And what about you? Do you allow yourself white space? If you’re going full tilt 24/7, when do you have time to learn, to reflect, to renew? How many times have you had a great idea in the shower, or when you were “goofing off” or letting your mind wander. White space. How long has it been since you carved out time for letting your brain breathe? I’m not talking about vegging out in front of the TV or losing several hours to social media. I mean getting outside, or diving headlong into a good book; learning something new or cooking a gourmet meal. The great ideas are in there, just waiting for you to slow down enough for them to unfold.

And all it takes it white space.

Leadership Lessons Born in a Manger

Nativity Scene

How many leaders today could even fathom their impact being felt throughout the world for more than 2,000 years? Truly, from the most humble of earthly beginnings came the greatest leader that any person could strive to emulate. In this Christmas Season, as we celebrate Jesus’ birth, it seems most appropriate to reflect on a few leadership lessons born in a manger.

  1. He was humble, yet would not be deterred from his mission. Twenty centuries later, Jim Collins would describe this as Level 5 Leadership — a paradoxical blend of personal humility and professional will. Jesus set an unreachable bar in terms of knowing it was not about him, but it was up to him. Just because the bar is unreachable doesn’t mean you and I shouldn’t strive to follow his example and make sure the focus stays on the what, not the who.
  2. He never lost sight of the big picture, or the importance of little things. Here was a man who clearly knew how things ultimately needed to unfold. In spite, or perhaps because, of that he took time for the little things — an individual conversation or blessing, a meal with friends — that would forever impact those he touched. How many of us either get consumed by the what-ifs, or distracted by the details, and ultimately diminish our impact?
  3. He recognized, and built on, the gifts and graces of his team. With all due respect, it was a rather motley crew that he called to serve as his disciples. And then there was Saul (before his conversion to Paul). Seriously, who among us would bring someone who was persecuting us into the fold? And yet, Jesus saw the gifts and graces within each of these souls. Are we as leaders willing to look beyond the safe bet, the likely candidate, to build on the potential hidden in unlikely wrappers? How might we extend our mission reach if we took that risk?
  4. He took time to renew his spirit. I know, I know, we don’t have time to step back . . . demands are coming from every direction . . . our staff are seeking guidance . . . a deadline is looming . . . Um, hello, Jesus had to deal with, among other things, 5000 hungry people, a panicked staff, and two loaves and fishes, and yet he still found time to be by himself. If the Son of God needs time for rest and renewal, do you think maybe, just maybe, we mere mortals could improve our performance by taking a deep breath every once in a while?

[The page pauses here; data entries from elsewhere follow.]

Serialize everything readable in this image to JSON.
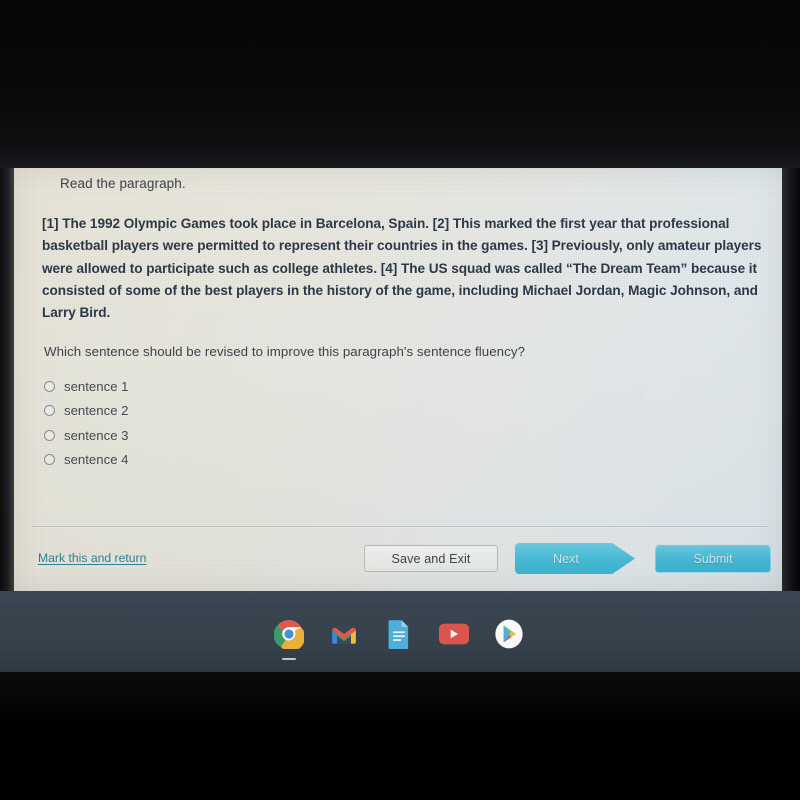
{
  "screen": {
    "background_color": "#000000",
    "content_background": "#ece7da"
  },
  "quiz": {
    "prompt": "Read the paragraph.",
    "paragraph": "[1] The 1992 Olympic Games took place in Barcelona, Spain. [2] This marked the first year that professional basketball players were permitted to represent their countries in the games. [3] Previously, only amateur players were allowed to participate such as college athletes.  [4] The US squad was called “The Dream Team” because it consisted of some of the best players in the history of the game, including Michael Jordan, Magic Johnson, and Larry Bird.",
    "question": "Which sentence should be revised to improve this paragraph's sentence fluency?",
    "choices": [
      {
        "label": "sentence 1",
        "selected": false
      },
      {
        "label": "sentence 2",
        "selected": false
      },
      {
        "label": "sentence 3",
        "selected": false
      },
      {
        "label": "sentence 4",
        "selected": false
      }
    ]
  },
  "footer": {
    "mark_and_return_label": "Mark this and return",
    "save_and_exit_label": "Save and Exit",
    "next_label": "Next",
    "submit_label": "Submit",
    "link_color": "#2f7f96",
    "accent_color": "#47bdd8"
  },
  "taskbar": {
    "background_color": "#3a4651",
    "icons": [
      {
        "name": "chrome-icon",
        "title": "Google Chrome",
        "active": true
      },
      {
        "name": "gmail-icon",
        "title": "Gmail",
        "active": false
      },
      {
        "name": "google-docs-icon",
        "title": "Google Docs",
        "active": false
      },
      {
        "name": "youtube-icon",
        "title": "YouTube",
        "active": false
      },
      {
        "name": "play-store-icon",
        "title": "Google Play Store",
        "active": false
      }
    ]
  }
}
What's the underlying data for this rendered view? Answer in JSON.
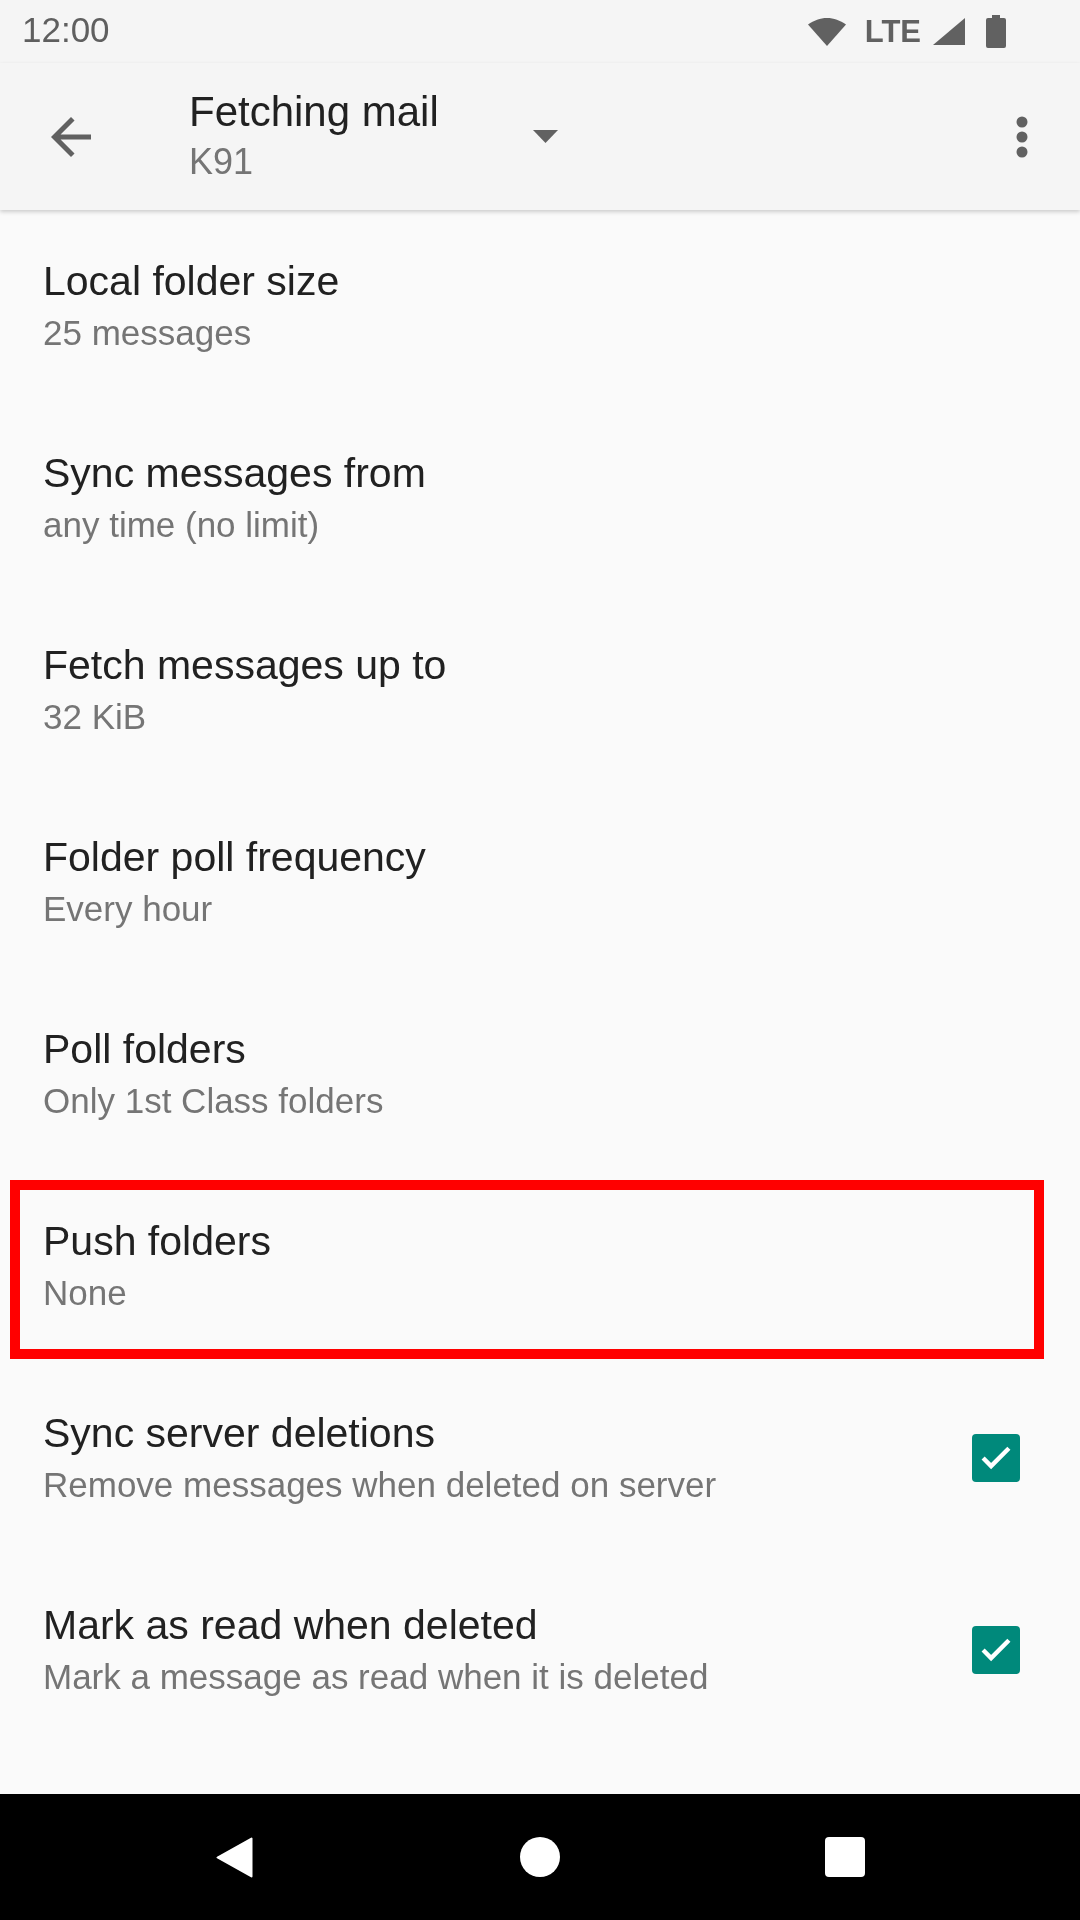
{
  "status_bar": {
    "time": "12:00",
    "network": "LTE"
  },
  "app_bar": {
    "title": "Fetching mail",
    "subtitle": "K91"
  },
  "settings": [
    {
      "kind": "text",
      "title": "Local folder size",
      "summary": "25 messages",
      "highlighted": false
    },
    {
      "kind": "text",
      "title": "Sync messages from",
      "summary": "any time (no limit)",
      "highlighted": false
    },
    {
      "kind": "text",
      "title": "Fetch messages up to",
      "summary": "32 KiB",
      "highlighted": false
    },
    {
      "kind": "text",
      "title": "Folder poll frequency",
      "summary": "Every hour",
      "highlighted": false
    },
    {
      "kind": "text",
      "title": "Poll folders",
      "summary": "Only 1st Class folders",
      "highlighted": false
    },
    {
      "kind": "text",
      "title": "Push folders",
      "summary": "None",
      "highlighted": true
    },
    {
      "kind": "checkbox",
      "title": "Sync server deletions",
      "summary": "Remove messages when deleted on server",
      "checked": true,
      "highlighted": false
    },
    {
      "kind": "checkbox",
      "title": "Mark as read when deleted",
      "summary": "Mark a message as read when it is deleted",
      "checked": true,
      "highlighted": false
    }
  ]
}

Clearly, I am no theologian . . . but I do consider myself a student, and one who has barely scratched the surface of the many leadership — and life — lessons born in a manger so many years ago. As you listen to the carols, and perhaps walk past a nativity set, I hope you’ll take a few moments to reflect . . . not only on the babe in the manger, but also on the rich lessons His life holds for all of us who are called to lead. May you and yours have a most blessed Christmas Season.